* About this exercise *
Would you pull out every line of the material that contains the string "WrappedArray"?

----------------------------------------

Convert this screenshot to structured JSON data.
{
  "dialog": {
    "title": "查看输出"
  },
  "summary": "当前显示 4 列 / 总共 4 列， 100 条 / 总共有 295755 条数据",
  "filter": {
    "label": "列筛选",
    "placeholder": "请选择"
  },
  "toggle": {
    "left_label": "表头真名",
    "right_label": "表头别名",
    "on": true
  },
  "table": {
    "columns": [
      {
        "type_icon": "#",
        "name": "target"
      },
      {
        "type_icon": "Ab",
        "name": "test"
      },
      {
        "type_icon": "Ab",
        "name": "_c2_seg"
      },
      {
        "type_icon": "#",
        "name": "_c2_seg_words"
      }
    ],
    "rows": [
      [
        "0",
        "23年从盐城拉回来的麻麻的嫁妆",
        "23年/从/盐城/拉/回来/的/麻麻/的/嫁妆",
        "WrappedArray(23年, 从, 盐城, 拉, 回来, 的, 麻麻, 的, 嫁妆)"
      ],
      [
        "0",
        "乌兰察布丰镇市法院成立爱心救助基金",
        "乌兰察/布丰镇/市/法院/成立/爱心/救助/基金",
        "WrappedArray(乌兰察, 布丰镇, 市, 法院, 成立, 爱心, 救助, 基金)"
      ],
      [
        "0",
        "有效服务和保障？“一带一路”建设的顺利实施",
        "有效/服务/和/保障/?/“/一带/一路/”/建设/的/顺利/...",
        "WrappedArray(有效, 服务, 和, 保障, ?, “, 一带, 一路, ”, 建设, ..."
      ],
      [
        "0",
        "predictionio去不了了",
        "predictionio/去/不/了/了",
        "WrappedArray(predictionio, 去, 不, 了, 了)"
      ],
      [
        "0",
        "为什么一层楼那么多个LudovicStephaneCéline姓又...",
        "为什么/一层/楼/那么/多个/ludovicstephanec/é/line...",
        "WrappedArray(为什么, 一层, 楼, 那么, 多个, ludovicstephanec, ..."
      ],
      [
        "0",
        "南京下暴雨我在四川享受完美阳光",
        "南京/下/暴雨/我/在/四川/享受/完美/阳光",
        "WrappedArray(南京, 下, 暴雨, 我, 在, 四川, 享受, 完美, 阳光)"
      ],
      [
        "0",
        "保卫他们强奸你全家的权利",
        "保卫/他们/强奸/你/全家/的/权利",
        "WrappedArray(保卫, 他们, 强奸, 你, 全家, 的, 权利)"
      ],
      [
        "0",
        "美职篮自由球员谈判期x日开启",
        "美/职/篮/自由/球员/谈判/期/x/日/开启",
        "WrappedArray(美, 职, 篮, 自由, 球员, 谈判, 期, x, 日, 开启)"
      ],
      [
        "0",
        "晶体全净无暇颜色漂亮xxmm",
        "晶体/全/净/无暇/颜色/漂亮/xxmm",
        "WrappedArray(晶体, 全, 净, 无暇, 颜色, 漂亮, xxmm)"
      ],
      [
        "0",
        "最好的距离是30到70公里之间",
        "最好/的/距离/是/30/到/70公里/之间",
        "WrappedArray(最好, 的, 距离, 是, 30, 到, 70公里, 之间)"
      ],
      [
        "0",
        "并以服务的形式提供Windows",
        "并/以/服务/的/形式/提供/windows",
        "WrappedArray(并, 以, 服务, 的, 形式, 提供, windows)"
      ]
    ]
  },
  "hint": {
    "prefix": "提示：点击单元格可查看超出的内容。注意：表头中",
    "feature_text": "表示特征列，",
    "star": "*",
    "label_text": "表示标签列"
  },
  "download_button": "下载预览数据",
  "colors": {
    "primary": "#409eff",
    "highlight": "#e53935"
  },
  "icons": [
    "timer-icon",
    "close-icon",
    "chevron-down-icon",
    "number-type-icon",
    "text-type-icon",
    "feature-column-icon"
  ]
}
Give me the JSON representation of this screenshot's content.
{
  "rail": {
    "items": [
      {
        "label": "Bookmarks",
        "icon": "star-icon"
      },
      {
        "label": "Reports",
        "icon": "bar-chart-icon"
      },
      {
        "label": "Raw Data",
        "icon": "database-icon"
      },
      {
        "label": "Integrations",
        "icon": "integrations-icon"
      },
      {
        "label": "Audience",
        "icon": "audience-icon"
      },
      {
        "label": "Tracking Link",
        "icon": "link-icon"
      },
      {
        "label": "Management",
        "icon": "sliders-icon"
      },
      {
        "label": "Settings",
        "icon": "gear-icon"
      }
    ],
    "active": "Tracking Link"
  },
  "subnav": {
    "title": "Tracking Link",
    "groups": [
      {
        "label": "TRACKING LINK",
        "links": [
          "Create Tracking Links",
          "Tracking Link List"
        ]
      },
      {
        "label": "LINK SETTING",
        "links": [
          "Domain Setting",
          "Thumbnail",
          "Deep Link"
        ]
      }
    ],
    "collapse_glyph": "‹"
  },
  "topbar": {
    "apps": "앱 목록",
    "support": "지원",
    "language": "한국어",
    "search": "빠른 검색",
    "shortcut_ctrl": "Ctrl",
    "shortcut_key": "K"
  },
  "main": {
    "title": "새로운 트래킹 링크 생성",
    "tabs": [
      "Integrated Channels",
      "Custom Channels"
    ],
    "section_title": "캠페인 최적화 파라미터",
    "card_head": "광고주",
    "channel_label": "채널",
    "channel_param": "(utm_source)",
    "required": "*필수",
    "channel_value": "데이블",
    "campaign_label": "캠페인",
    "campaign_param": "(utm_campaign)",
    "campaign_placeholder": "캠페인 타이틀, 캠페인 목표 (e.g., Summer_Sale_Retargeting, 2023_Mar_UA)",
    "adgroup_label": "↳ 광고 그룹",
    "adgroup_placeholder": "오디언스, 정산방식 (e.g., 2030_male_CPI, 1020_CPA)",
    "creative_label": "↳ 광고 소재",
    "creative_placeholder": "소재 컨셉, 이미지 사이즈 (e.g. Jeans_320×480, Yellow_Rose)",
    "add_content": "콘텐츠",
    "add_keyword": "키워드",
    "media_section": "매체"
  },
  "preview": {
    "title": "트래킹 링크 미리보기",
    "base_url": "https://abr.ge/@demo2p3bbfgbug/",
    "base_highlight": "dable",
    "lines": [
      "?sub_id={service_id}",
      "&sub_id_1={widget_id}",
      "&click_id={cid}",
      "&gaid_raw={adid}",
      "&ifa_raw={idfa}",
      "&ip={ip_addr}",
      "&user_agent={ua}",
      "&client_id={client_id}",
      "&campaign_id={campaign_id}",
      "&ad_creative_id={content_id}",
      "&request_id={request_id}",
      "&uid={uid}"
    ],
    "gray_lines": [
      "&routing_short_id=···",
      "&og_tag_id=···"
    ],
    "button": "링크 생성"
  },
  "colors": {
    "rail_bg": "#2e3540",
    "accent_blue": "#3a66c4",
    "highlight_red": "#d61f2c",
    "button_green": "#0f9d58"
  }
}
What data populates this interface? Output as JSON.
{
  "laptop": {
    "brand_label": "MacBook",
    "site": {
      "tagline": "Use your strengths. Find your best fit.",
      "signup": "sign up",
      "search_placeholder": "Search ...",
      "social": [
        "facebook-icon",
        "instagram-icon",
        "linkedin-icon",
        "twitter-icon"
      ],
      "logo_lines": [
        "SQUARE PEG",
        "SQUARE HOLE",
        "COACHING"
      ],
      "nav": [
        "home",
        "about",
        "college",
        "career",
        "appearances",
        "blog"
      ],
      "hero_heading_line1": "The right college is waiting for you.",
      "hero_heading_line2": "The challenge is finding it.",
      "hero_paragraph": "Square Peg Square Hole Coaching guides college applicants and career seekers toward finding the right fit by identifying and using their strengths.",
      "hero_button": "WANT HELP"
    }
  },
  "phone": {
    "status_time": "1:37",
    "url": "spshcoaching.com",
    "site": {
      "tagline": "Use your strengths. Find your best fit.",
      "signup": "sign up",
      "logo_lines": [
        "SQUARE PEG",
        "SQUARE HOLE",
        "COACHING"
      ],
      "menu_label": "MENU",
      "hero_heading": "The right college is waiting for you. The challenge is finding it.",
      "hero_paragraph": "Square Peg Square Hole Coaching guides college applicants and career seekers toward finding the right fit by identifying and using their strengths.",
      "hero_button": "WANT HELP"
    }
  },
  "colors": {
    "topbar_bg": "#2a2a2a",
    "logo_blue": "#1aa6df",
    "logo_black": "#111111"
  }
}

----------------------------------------

* Task output *
        "WrappedArray(23年, 从, 盐城, 拉, 回来, 的, 麻麻, 的, 嫁妆)"
        "WrappedArray(乌兰察, 布丰镇, 市, 法院, 成立, 爱心, 救助, 基金)"
        "WrappedArray(有效, 服务, 和, 保障, ?, “, 一带, 一路, ”, 建设, ..."
        "WrappedArray(predictionio, 去, 不, 了, 了)"
        "WrappedArray(为什么, 一层, 楼, 那么, 多个, ludovicstephanec, ..."
        "WrappedArray(南京, 下, 暴雨, 我, 在, 四川, 享受, 完美, 阳光)"
        "WrappedArray(保卫, 他们, 强奸, 你, 全家, 的, 权利)"
        "WrappedArray(美, 职, 篮, 自由, 球员, 谈判, 期, x, 日, 开启)"
        "WrappedArray(晶体, 全, 净, 无暇, 颜色, 漂亮, xxmm)"
        "WrappedArray(最好, 的, 距离, 是, 30, 到, 70公里, 之间)"
        "WrappedArray(并, 以, 服务, 的, 形式, 提供, windows)"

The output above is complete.